Your task is to repeat the entries exactly. Leave the pictures out.

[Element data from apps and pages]
= Beginning of Section =

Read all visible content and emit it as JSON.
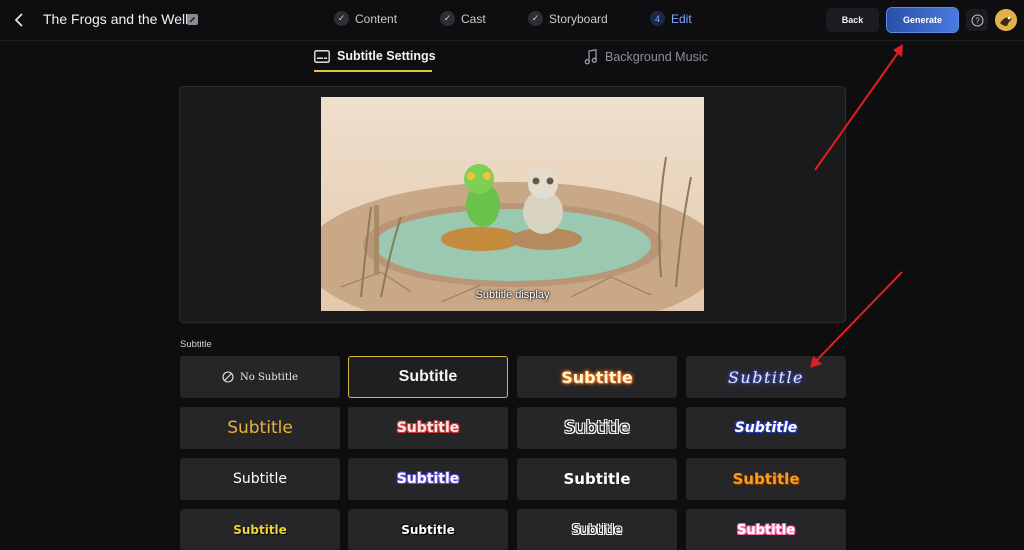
{
  "header": {
    "back_icon": "chevron-left-icon",
    "title": "The Frogs and the Well",
    "edit_icon": "pencil-square-icon",
    "steps": [
      {
        "label": "Content",
        "marker": "check",
        "active": false
      },
      {
        "label": "Cast",
        "marker": "check",
        "active": false
      },
      {
        "label": "Storyboard",
        "marker": "check",
        "active": false
      },
      {
        "label": "Edit",
        "marker": "4",
        "active": true
      }
    ],
    "back_button": "Back",
    "generate_button": "Generate",
    "help_icon": "question-circle-icon",
    "avatar_icon": "avatar-icon"
  },
  "tabs": {
    "subtitle": {
      "label": "Subtitle Settings",
      "icon": "subtitles-icon",
      "active": true
    },
    "music": {
      "label": "Background Music",
      "icon": "music-note-icon",
      "active": false
    }
  },
  "preview": {
    "subtitle_text": "Subtitle display"
  },
  "subtitle_section": {
    "label": "Subtitle",
    "no_subtitle_label": "No Subtitle",
    "styles": [
      {
        "text": "No Subtitle",
        "kind": "none"
      },
      {
        "text": "Subtitle",
        "kind": "plain-bold",
        "selected": true
      },
      {
        "text": "Subtitle",
        "kind": "orange-glow"
      },
      {
        "text": "Subtitle",
        "kind": "script-blue"
      },
      {
        "text": "Subtitle",
        "kind": "yellow-round"
      },
      {
        "text": "Subtitle",
        "kind": "red-outline"
      },
      {
        "text": "Subtitle",
        "kind": "white-outline"
      },
      {
        "text": "Subtitle",
        "kind": "blue-script-bold"
      },
      {
        "text": "Subtitle",
        "kind": "white-bold"
      },
      {
        "text": "Subtitle",
        "kind": "purple-outline"
      },
      {
        "text": "Subtitle",
        "kind": "white-heavy"
      },
      {
        "text": "Subtitle",
        "kind": "orange-heavy"
      },
      {
        "text": "Subtitle",
        "kind": "yellow-black"
      },
      {
        "text": "Subtitle",
        "kind": "white-black-outline"
      },
      {
        "text": "Subtitle",
        "kind": "black-white-outline"
      },
      {
        "text": "Subtitle",
        "kind": "pink-bubble"
      }
    ]
  },
  "colors": {
    "accent_gold": "#e6c53a",
    "generate_blue": "#3b64c8",
    "active_step": "#7fa8ff",
    "annotation_red": "#e02020"
  }
}
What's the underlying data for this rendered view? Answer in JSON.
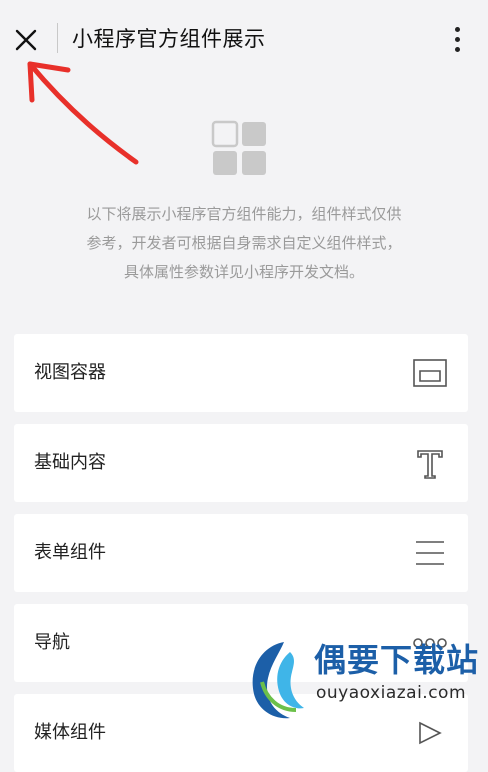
{
  "header": {
    "title": "小程序官方组件展示",
    "close_icon": "close-icon",
    "more_icon": "more-vertical-icon"
  },
  "intro": {
    "icon": "grid-squares-icon",
    "lines": [
      "以下将展示小程序官方组件能力，组件样式仅供",
      "参考，开发者可根据自身需求自定义组件样式，",
      "具体属性参数详见小程序开发文档。"
    ]
  },
  "sections": [
    {
      "label": "视图容器",
      "icon": "view-container-icon"
    },
    {
      "label": "基础内容",
      "icon": "text-t-icon"
    },
    {
      "label": "表单组件",
      "icon": "form-lines-icon"
    },
    {
      "label": "导航",
      "icon": "three-circles-icon"
    },
    {
      "label": "媒体组件",
      "icon": "media-icon"
    }
  ],
  "watermark": {
    "title": "偶要下载站",
    "url": "ouyaoxiazai.com"
  },
  "colors": {
    "background": "#f3f3f5",
    "card": "#ffffff",
    "annotation": "#e8302a",
    "watermark_blue": "#1c5fa8"
  }
}
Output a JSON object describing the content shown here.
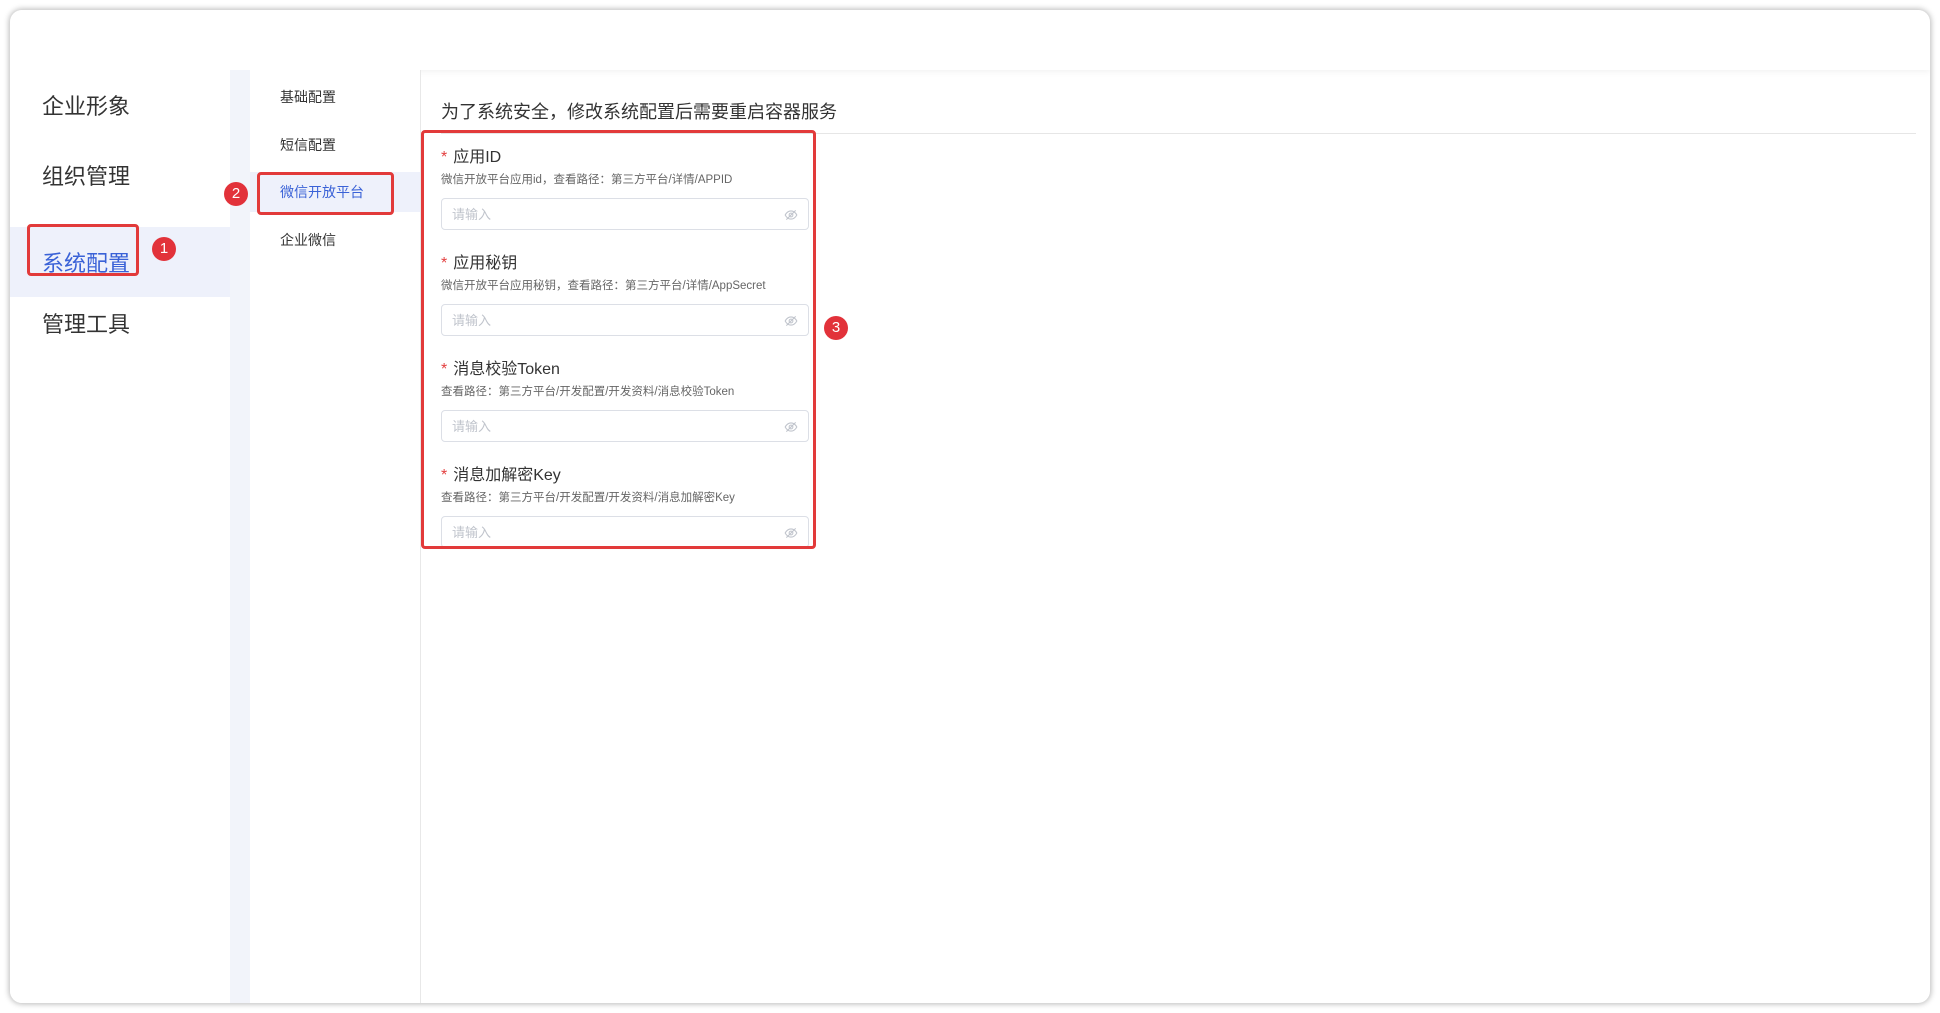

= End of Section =

Reply to the exercise:
Read all visible content and emit it as JSON.
{
  "header": {
    "back_icon": "chevron-left-icon",
    "title": "The Frogs and the Well",
    "edit_icon": "pencil-square-icon",
    "steps": [
      {
        "label": "Content",
        "marker": "check",
        "active": false
      },
      {
        "label": "Cast",
        "marker": "check",
        "active": false
      },
      {
        "label": "Storyboard",
        "marker": "check",
        "active": false
      },
      {
        "label": "Edit",
        "marker": "4",
        "active": true
      }
    ],
    "back_button": "Back",
    "generate_button": "Generate",
    "help_icon": "question-circle-icon",
    "avatar_icon": "avatar-icon"
  },
  "tabs": {
    "subtitle": {
      "label": "Subtitle Settings",
      "icon": "subtitles-icon",
      "active": true
    },
    "music": {
      "label": "Background Music",
      "icon": "music-note-icon",
      "active": false
    }
  },
  "preview": {
    "subtitle_text": "Subtitle display"
  },
  "subtitle_section": {
    "label": "Subtitle",
    "no_subtitle_label": "No Subtitle",
    "styles": [
      {
        "text": "No Subtitle",
        "kind": "none"
      },
      {
        "text": "Subtitle",
        "kind": "plain-bold",
        "selected": true
      },
      {
        "text": "Subtitle",
        "kind": "orange-glow"
      },
      {
        "text": "Subtitle",
        "kind": "script-blue"
      },
      {
        "text": "Subtitle",
        "kind": "yellow-round"
      },
      {
        "text": "Subtitle",
        "kind": "red-outline"
      },
      {
        "text": "Subtitle",
        "kind": "white-outline"
      },
      {
        "text": "Subtitle",
        "kind": "blue-script-bold"
      },
      {
        "text": "Subtitle",
        "kind": "white-bold"
      },
      {
        "text": "Subtitle",
        "kind": "purple-outline"
      },
      {
        "text": "Subtitle",
        "kind": "white-heavy"
      },
      {
        "text": "Subtitle",
        "kind": "orange-heavy"
      },
      {
        "text": "Subtitle",
        "kind": "yellow-black"
      },
      {
        "text": "Subtitle",
        "kind": "white-black-outline"
      },
      {
        "text": "Subtitle",
        "kind": "black-white-outline"
      },
      {
        "text": "Subtitle",
        "kind": "pink-bubble"
      }
    ]
  },
  "colors": {
    "accent_gold": "#e6c53a",
    "generate_blue": "#3b64c8",
    "active_step": "#7fa8ff",
    "annotation_red": "#e02020"
  }
}
What's the underlying data for this rendered view? Answer in JSON.
{
  "header": {
    "title": "小程序官方组件展示",
    "close_icon": "close-icon",
    "more_icon": "more-vertical-icon"
  },
  "intro": {
    "icon": "grid-squares-icon",
    "lines": [
      "以下将展示小程序官方组件能力，组件样式仅供",
      "参考，开发者可根据自身需求自定义组件样式，",
      "具体属性参数详见小程序开发文档。"
    ]
  },
  "sections": [
    {
      "label": "视图容器",
      "icon": "view-container-icon"
    },
    {
      "label": "基础内容",
      "icon": "text-t-icon"
    },
    {
      "label": "表单组件",
      "icon": "form-lines-icon"
    },
    {
      "label": "导航",
      "icon": "three-circles-icon"
    },
    {
      "label": "媒体组件",
      "icon": "media-icon"
    }
  ],
  "watermark": {
    "title": "偶要下载站",
    "url": "ouyaoxiazai.com"
  },
  "colors": {
    "background": "#f3f3f5",
    "card": "#ffffff",
    "annotation": "#e8302a",
    "watermark_blue": "#1c5fa8"
  }
}
Output a JSON object describing the content shown here.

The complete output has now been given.